Never to be overlooked, however, are those disciples of law, better known as New-Schoolers. As soon as the Old School - New School division took place in 1832, and in a great measure before, from these advocates of salaried ministers, Sunday schools, missions, and all the other contrivances so popular among the daughters of the Old Harlot, came the popular harangue, "Antinomianism." It was piously thundered about everywhere.
From these boasting New School Baptists, described as the "other party" in the following, we give a sample of their opinion: "The other party treated the Old School with a great deal of contempt on account of the paucity of their numbers, their old-fashioned creed, their experience of grace, their want of education, and general deficiency in human polish.
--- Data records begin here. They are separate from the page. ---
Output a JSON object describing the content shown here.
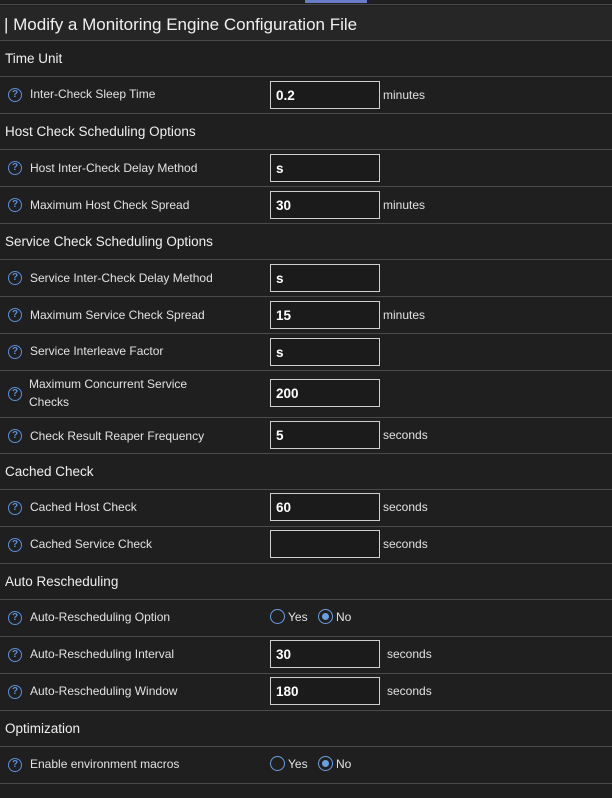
{
  "page_title": "| Modify a Monitoring Engine Configuration File",
  "sections": {
    "time_unit": "Time Unit",
    "host_check_scheduling": "Host Check Scheduling Options",
    "service_check_scheduling": "Service Check Scheduling Options",
    "cached_check": "Cached Check",
    "auto_rescheduling": "Auto Rescheduling",
    "optimization": "Optimization"
  },
  "fields": {
    "inter_check_sleep_time": {
      "label": "Inter-Check Sleep Time",
      "value": "0.2",
      "unit": "minutes"
    },
    "host_inter_check_delay_method": {
      "label": "Host Inter-Check Delay Method",
      "value": "s"
    },
    "max_host_check_spread": {
      "label": "Maximum Host Check Spread",
      "value": "30",
      "unit": "minutes"
    },
    "service_inter_check_delay_method": {
      "label": "Service Inter-Check Delay Method",
      "value": "s"
    },
    "max_service_check_spread": {
      "label": "Maximum Service Check Spread",
      "value": "15",
      "unit": "minutes"
    },
    "service_interleave_factor": {
      "label": "Service Interleave Factor",
      "value": "s"
    },
    "max_concurrent_service_checks": {
      "label_line1": "Maximum Concurrent Service",
      "label_line2": "Checks",
      "value": "200"
    },
    "check_result_reaper_frequency": {
      "label": "Check Result Reaper Frequency",
      "value": "5",
      "unit": "seconds"
    },
    "cached_host_check": {
      "label": "Cached Host Check",
      "value": "60",
      "unit": "seconds"
    },
    "cached_service_check": {
      "label": "Cached Service Check",
      "value": "",
      "unit": "seconds"
    },
    "auto_rescheduling_option": {
      "label": "Auto-Rescheduling Option",
      "yes": "Yes",
      "no": "No",
      "selected": "No"
    },
    "auto_rescheduling_interval": {
      "label": "Auto-Rescheduling Interval",
      "value": "30",
      "unit": "seconds"
    },
    "auto_rescheduling_window": {
      "label": "Auto-Rescheduling Window",
      "value": "180",
      "unit": "seconds"
    },
    "enable_environment_macros": {
      "label": "Enable environment macros",
      "yes": "Yes",
      "no": "No",
      "selected": "No"
    }
  },
  "icons": {
    "help": "help-circle-icon"
  },
  "colors": {
    "background": "#1f1f1f",
    "accent": "#5b8fd6",
    "border": "#4a4a4a"
  }
}
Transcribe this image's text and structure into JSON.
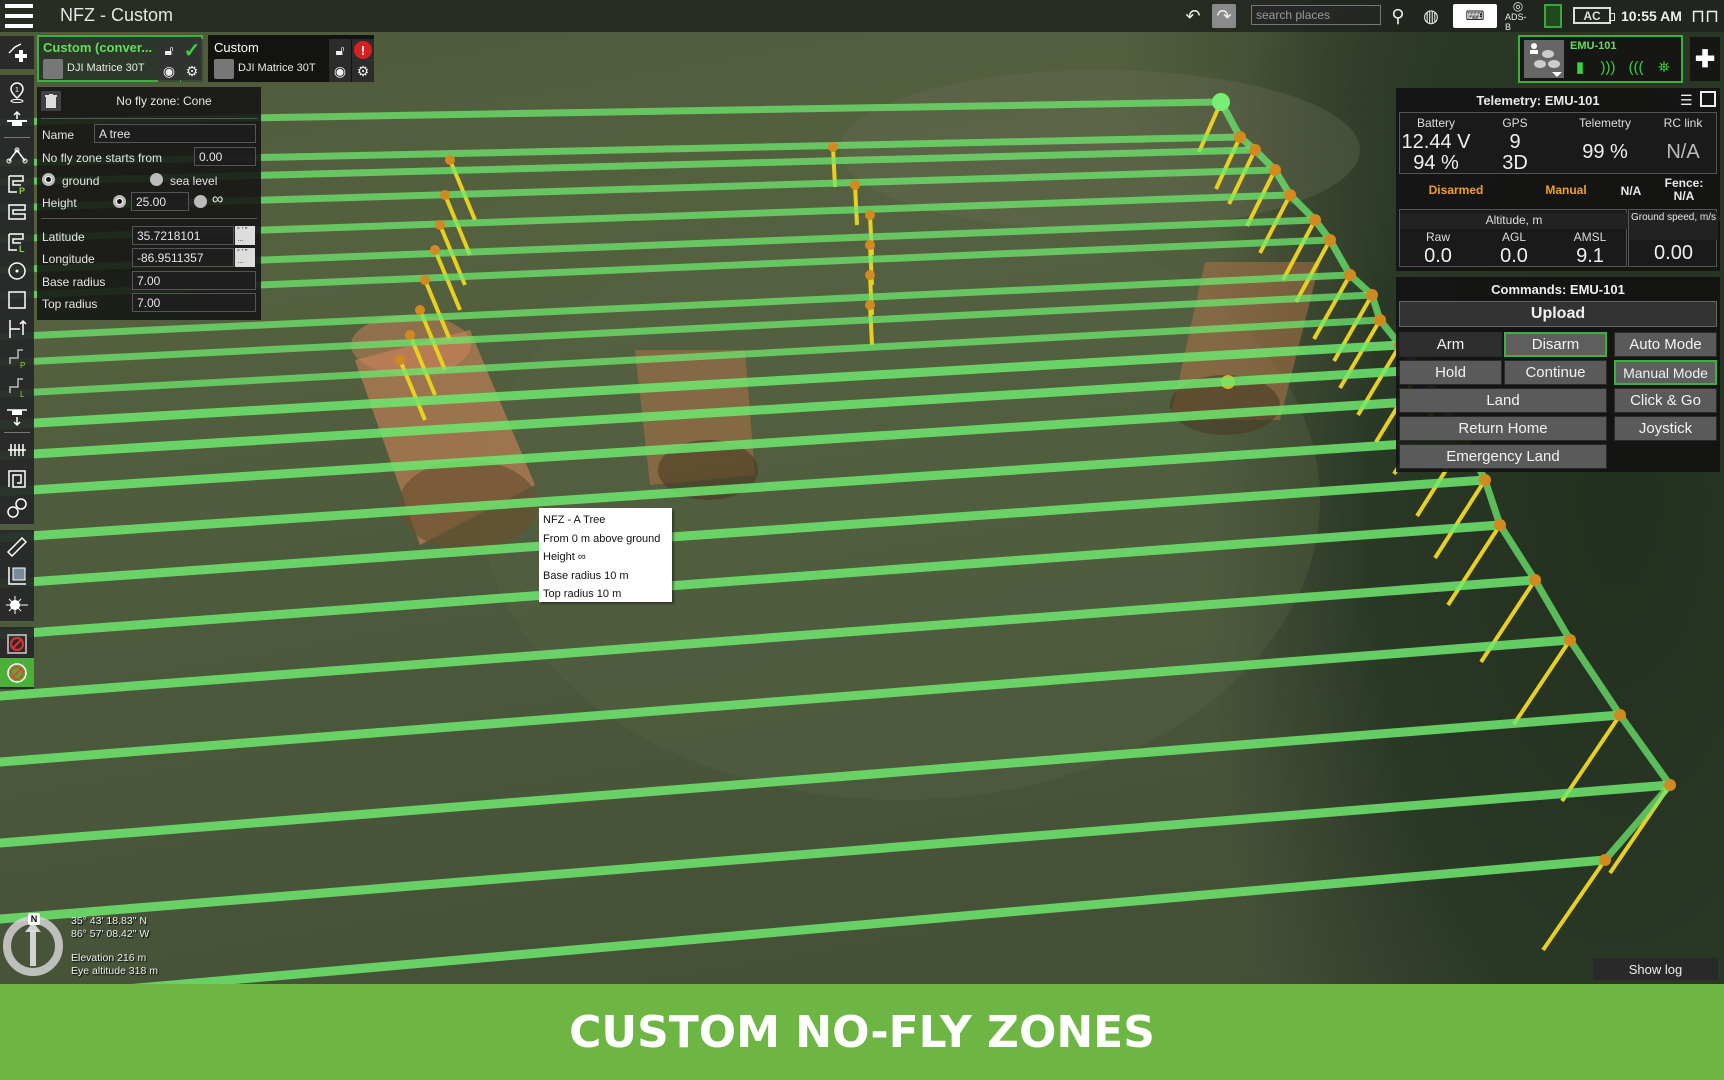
{
  "app": {
    "title": "NFZ - Custom"
  },
  "topbar": {
    "search_placeholder": "search places",
    "adsb_label": "ADS-B",
    "power_label": "AC",
    "clock": "10:55 AM",
    "icons": [
      "menu-icon",
      "undo-icon",
      "redo-icon",
      "search-icon",
      "globe-icon",
      "keyboard-icon",
      "adsb-icon",
      "document-icon",
      "power-icon",
      "connections-icon"
    ]
  },
  "missions": [
    {
      "name": "Custom (conver...",
      "drone": "DJI Matrice 30T",
      "status": "ok",
      "active": true
    },
    {
      "name": "Custom",
      "drone": "DJI Matrice 30T",
      "status": "error",
      "active": false
    }
  ],
  "left_toolbar": {
    "groups": [
      [
        "route-add"
      ],
      [
        "waypoint",
        "takeoff",
        "polyline",
        "scan-photo",
        "scan-area",
        "scan-line",
        "circle-orbit",
        "rectangle",
        "facade-scan",
        "corridor-photo",
        "corridor-line",
        "landing",
        "vertical-scan",
        "spiral",
        "double-orbit"
      ],
      [
        "ruler",
        "area-measure",
        "laser-point"
      ],
      [
        "no-fly-zone-polygon",
        "no-fly-zone-cone"
      ]
    ],
    "active": "no-fly-zone-cone"
  },
  "nfz_panel": {
    "title": "No fly zone: Cone",
    "name_label": "Name",
    "name_value": "A tree",
    "starts_label": "No fly zone starts from",
    "starts_value": "0.00",
    "ref_options": [
      "ground",
      "sea level"
    ],
    "ref_selected": "ground",
    "height_label": "Height",
    "height_value": "25.00",
    "height_infinite_symbol": "∞",
    "height_mode": "value",
    "latitude_label": "Latitude",
    "latitude_value": "35.7218101",
    "longitude_label": "Longitude",
    "longitude_value": "-86.9511357",
    "base_radius_label": "Base radius",
    "base_radius_value": "7.00",
    "top_radius_label": "Top radius",
    "top_radius_value": "7.00",
    "format_label_dms": "° ′ ″",
    "format_label_dec": "…"
  },
  "drone_widget": {
    "name": "EMU-101",
    "status_icons": [
      "battery-icon",
      "telemetry-signal-icon",
      "rc-signal-icon",
      "gps-satellite-icon"
    ],
    "accent": "#3cb043"
  },
  "telemetry": {
    "title": "Telemetry: EMU-101",
    "battery_label": "Battery",
    "battery_voltage": "12.44 V",
    "battery_percent": "94 %",
    "gps_label": "GPS",
    "gps_sats": "9",
    "gps_fix": "3D",
    "telemetry_label": "Telemetry",
    "telemetry_value": "99 %",
    "rc_label": "RC link",
    "rc_value": "N/A",
    "arm_state": "Disarmed",
    "flight_mode": "Manual",
    "extra_state": "N/A",
    "fence_label": "Fence:",
    "fence_value": "N/A",
    "altitude_label": "Altitude, m",
    "raw_label": "Raw",
    "raw_value": "0.0",
    "agl_label": "AGL",
    "agl_value": "0.0",
    "amsl_label": "AMSL",
    "amsl_value": "9.1",
    "speed_label": "Ground speed, m/s",
    "speed_value": "0.00",
    "status_color": "#f0a020"
  },
  "commands": {
    "title": "Commands: EMU-101",
    "upload": "Upload",
    "arm": "Arm",
    "disarm": "Disarm",
    "auto_mode": "Auto Mode",
    "hold": "Hold",
    "continue": "Continue",
    "manual_mode": "Manual Mode",
    "land": "Land",
    "click_go": "Click & Go",
    "return_home": "Return Home",
    "joystick": "Joystick",
    "emergency_land": "Emergency Land"
  },
  "tooltip": {
    "lines": [
      "NFZ - A Tree",
      "From 0 m above ground",
      "Height ∞",
      "Base radius 10 m",
      "Top radius 10 m"
    ]
  },
  "map_info": {
    "lat": "35° 43' 18.83\" N",
    "lon": "86° 57' 08.42\" W",
    "elevation": "Elevation 216 m",
    "eye_altitude": "Eye altitude 318 m",
    "compass_north": "N"
  },
  "show_log": "Show log",
  "banner": {
    "text": "CUSTOM NO-FLY ZONES",
    "color": "#6db643"
  }
}
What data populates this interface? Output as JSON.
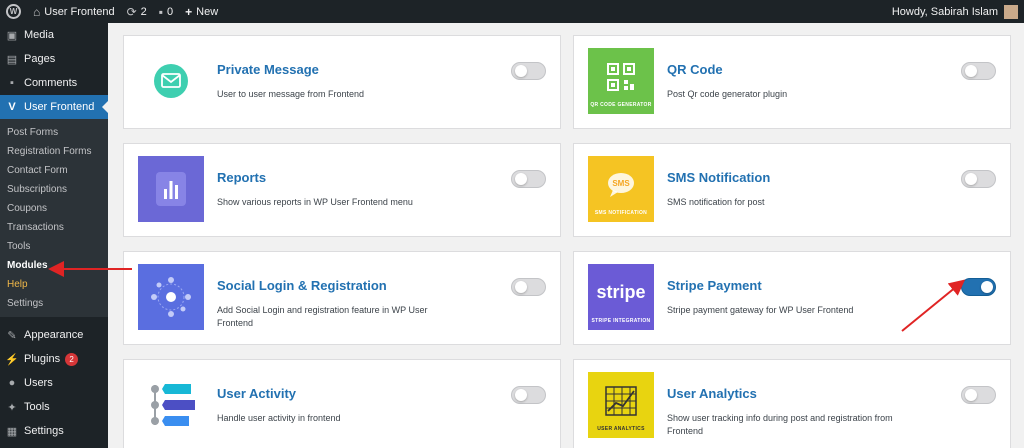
{
  "adminbar": {
    "site_name": "User Frontend",
    "updates_count": "2",
    "comments_count": "0",
    "new_label": "New",
    "greeting": "Howdy, Sabirah Islam"
  },
  "sidebar": {
    "top_items": [
      {
        "label": "Media",
        "icon": "media-icon"
      },
      {
        "label": "Pages",
        "icon": "pages-icon"
      },
      {
        "label": "Comments",
        "icon": "comments-icon"
      }
    ],
    "current": {
      "label": "User Frontend",
      "icon": "user-frontend-icon"
    },
    "submenu": [
      "Post Forms",
      "Registration Forms",
      "Contact Form",
      "Subscriptions",
      "Coupons",
      "Transactions",
      "Tools",
      "Modules",
      "Help",
      "Settings"
    ],
    "bottom_items": [
      {
        "label": "Appearance",
        "icon": "appearance-icon"
      },
      {
        "label": "Plugins",
        "icon": "plugins-icon",
        "badge": "2"
      },
      {
        "label": "Users",
        "icon": "users-icon"
      },
      {
        "label": "Tools",
        "icon": "tools-icon"
      },
      {
        "label": "Settings",
        "icon": "settings-icon"
      }
    ]
  },
  "modules": [
    {
      "title": "Private Message",
      "desc": "User to user message from Frontend",
      "enabled": false,
      "thumb_color": "#ffffff",
      "icon": "message-icon"
    },
    {
      "title": "QR Code",
      "desc": "Post Qr code generator plugin",
      "enabled": false,
      "thumb_color": "#6cc24a",
      "thumb_label": "QR CODE GENERATOR",
      "icon": "qr-code-icon"
    },
    {
      "title": "Reports",
      "desc": "Show various reports in WP User Frontend menu",
      "enabled": false,
      "thumb_color": "#6b68d6",
      "icon": "reports-icon"
    },
    {
      "title": "SMS Notification",
      "desc": "SMS notification for post",
      "enabled": false,
      "thumb_color": "#f5c423",
      "thumb_label": "SMS NOTIFICATION",
      "icon": "sms-icon"
    },
    {
      "title": "Social Login & Registration",
      "desc": "Add Social Login and registration feature in WP User Frontend",
      "enabled": false,
      "thumb_color": "#5a6ee0",
      "icon": "social-login-icon"
    },
    {
      "title": "Stripe Payment",
      "desc": "Stripe payment gateway for WP User Frontend",
      "enabled": true,
      "thumb_color": "#6b5bd6",
      "thumb_word": "stripe",
      "thumb_label": "STRIPE INTEGRATION",
      "icon": "stripe-icon"
    },
    {
      "title": "User Activity",
      "desc": "Handle user activity in frontend",
      "enabled": false,
      "thumb_color": "#ffffff",
      "icon": "user-activity-icon"
    },
    {
      "title": "User Analytics",
      "desc": "Show user tracking info during post and registration from Frontend",
      "enabled": false,
      "thumb_color": "#e8d410",
      "thumb_label": "USER ANALYTICS",
      "icon": "user-analytics-icon"
    }
  ],
  "colors": {
    "accent": "#2271b1",
    "annotation_arrow": "#e02424"
  }
}
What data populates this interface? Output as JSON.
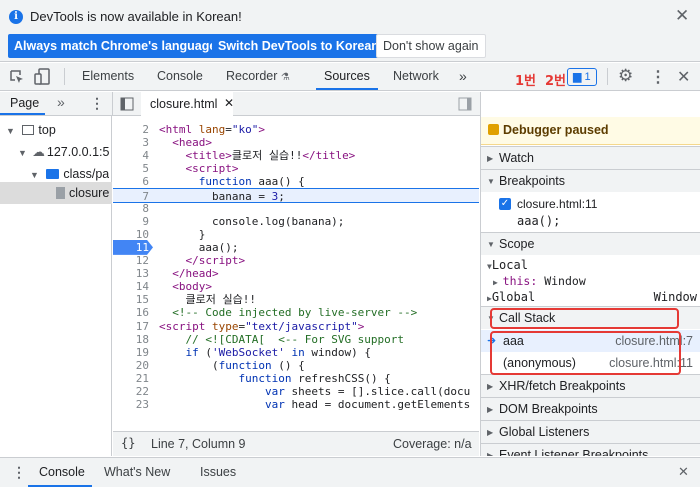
{
  "infobar": {
    "message": "DevTools is now available in Korean!",
    "btn_match": "Always match Chrome's language",
    "btn_switch": "Switch DevTools to Korean",
    "btn_dismiss": "Don't show again"
  },
  "tabs": {
    "elements": "Elements",
    "console": "Console",
    "recorder": "Recorder",
    "sources": "Sources",
    "network": "Network",
    "more": "»",
    "badge_count": "1"
  },
  "annotations": {
    "label1": "1번",
    "label2": "2번"
  },
  "navigator": {
    "tab": "Page",
    "more": "»",
    "top": "top",
    "host": "127.0.0.1:5",
    "folder": "class/pa",
    "file": "closure"
  },
  "editor": {
    "tab_file": "closure.html",
    "lines": [
      {
        "n": "2",
        "html": "<span class=\"tg\">&lt;html</span> <span class=\"at\">lang</span>=<span class=\"av\">\"ko\"</span><span class=\"tg\">&gt;</span>"
      },
      {
        "n": "3",
        "html": "  <span class=\"tg\">&lt;head&gt;</span>"
      },
      {
        "n": "4",
        "html": "    <span class=\"tg\">&lt;title&gt;</span>클로저 실습!!<span class=\"tg\">&lt;/title&gt;</span>"
      },
      {
        "n": "5",
        "html": "    <span class=\"tg\">&lt;script&gt;</span>"
      },
      {
        "n": "6",
        "html": "      <span class=\"kw\">function</span> aaa() {"
      },
      {
        "n": "7",
        "html": "        banana = <span class=\"st\">3</span>;",
        "highlight": true
      },
      {
        "n": "8",
        "html": ""
      },
      {
        "n": "9",
        "html": "        console.log(banana);"
      },
      {
        "n": "10",
        "html": "      }"
      },
      {
        "n": "11",
        "html": "      aaa();",
        "breakpoint": true
      },
      {
        "n": "12",
        "html": "    <span class=\"tg\">&lt;/script&gt;</span>"
      },
      {
        "n": "13",
        "html": "  <span class=\"tg\">&lt;/head&gt;</span>"
      },
      {
        "n": "14",
        "html": "  <span class=\"tg\">&lt;body&gt;</span>"
      },
      {
        "n": "15",
        "html": "    클로저 실습!!"
      },
      {
        "n": "16",
        "html": "  <span class=\"cm\">&lt;!-- Code injected by live-server --&gt;</span>"
      },
      {
        "n": "17",
        "html": "<span class=\"tg\">&lt;script</span> <span class=\"at\">type</span>=<span class=\"av\">\"text/javascript\"</span><span class=\"tg\">&gt;</span>"
      },
      {
        "n": "18",
        "html": "    <span class=\"cm\">// &lt;![CDATA[  &lt;-- For SVG support</span>"
      },
      {
        "n": "19",
        "html": "    <span class=\"kw\">if</span> (<span class=\"st\">'WebSocket'</span> <span class=\"kw\">in</span> window) {"
      },
      {
        "n": "20",
        "html": "        (<span class=\"kw\">function</span> () {"
      },
      {
        "n": "21",
        "html": "            <span class=\"kw\">function</span> refreshCSS() {"
      },
      {
        "n": "22",
        "html": "                <span class=\"kw\">var</span> sheets = [].slice.call(docu"
      },
      {
        "n": "23",
        "html": "                <span class=\"kw\">var</span> head = document.getElements"
      }
    ],
    "status_position": "Line 7, Column 9",
    "status_coverage": "Coverage: n/a"
  },
  "debugger": {
    "paused": "Debugger paused",
    "watch": "Watch",
    "breakpoints": "Breakpoints",
    "bp_file": "closure.html:11",
    "bp_code": "aaa();",
    "scope": "Scope",
    "local": "Local",
    "this_label": "this:",
    "this_value": "Window",
    "global": "Global",
    "global_value": "Window",
    "call_stack": "Call Stack",
    "frame1_name": "aaa",
    "frame1_loc": "closure.html:7",
    "frame2_name": "(anonymous)",
    "frame2_loc": "closure.html:11",
    "xhr": "XHR/fetch Breakpoints",
    "dom": "DOM Breakpoints",
    "listeners": "Global Listeners",
    "event": "Event Listener Breakpoints"
  },
  "drawer": {
    "console": "Console",
    "whats_new": "What's New",
    "issues": "Issues"
  }
}
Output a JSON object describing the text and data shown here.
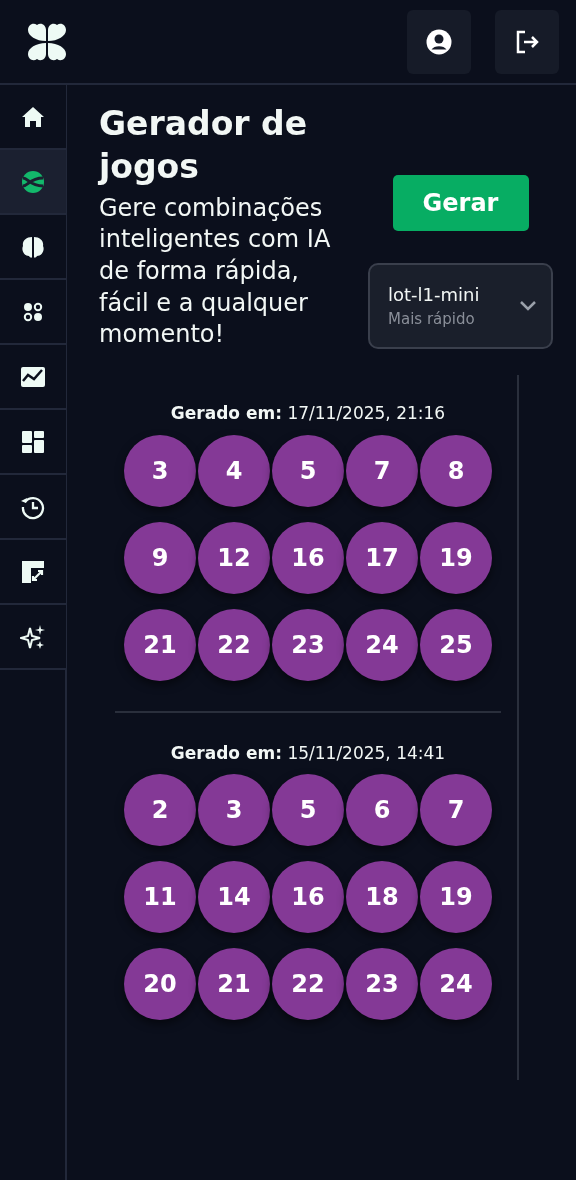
{
  "header": {
    "buttons": [
      {
        "kind": "profile"
      },
      {
        "kind": "logout"
      }
    ]
  },
  "sidebar": {
    "items": [
      {
        "selected": false
      },
      {
        "selected": true
      },
      {
        "selected": false
      },
      {
        "selected": false
      },
      {
        "selected": false
      },
      {
        "selected": false
      },
      {
        "selected": false
      },
      {
        "selected": false
      },
      {
        "selected": false
      }
    ]
  },
  "title": "Gerador de jogos",
  "description": "Gere combinações inteligentes com IA de forma rápida, fácil e a qualquer momento!",
  "generate_button": "Gerar",
  "model_select": {
    "value": "lot-l1-mini",
    "hint": "Mais rápido"
  },
  "games": [
    {
      "label": "Gerado em:",
      "date": "17/11/2025, 21:16",
      "numbers": [
        "3",
        "4",
        "5",
        "7",
        "8",
        "9",
        "12",
        "16",
        "17",
        "19",
        "21",
        "22",
        "23",
        "24",
        "25"
      ]
    },
    {
      "label": "Gerado em:",
      "date": "15/11/2025, 14:41",
      "numbers": [
        "2",
        "3",
        "5",
        "6",
        "7",
        "11",
        "14",
        "16",
        "18",
        "19",
        "20",
        "21",
        "22",
        "23",
        "24"
      ]
    }
  ]
}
And they declared wherever they went (supposing no doubt it would be so) that the Old Party would soon become extinct - out of the way entirely, and give them no further trouble. Various names were applied to the Old School by the New, such as "Hard Shells," "Straight Jackets," "Ignoramuses," "Lawrenceans," "Osbournites," "Antinomians," etc., etc,." Hassell, p. 748. It requires little difficulty to see that the New School party in the United States were of the same stripe as the general run of Arminians in Europe. Those old saints of the Most High that preached the gospel, not the law, was the believers rule of life, were persecuted as Antinomians wherever the Lord cast their lot. And their accusers were legion.
It should be apparent from what we have briefly written in this introduction to Antinomianism that there are really only two lines of thought on the subject; that of the Arminian, who holds the law as his rule of life, and that of the Predestinarian, who despite much ridicule and abuse, nevertheless, adheres to the perfect law of liberty, the gospel, as his rule of life. And, should the Lord be pleased to bless us, we will in a future article examine the Scriptures to give a basis for the Predestinarians' position.
Elder J.F. Poole
Volume 8, No 4 - September-October, 1994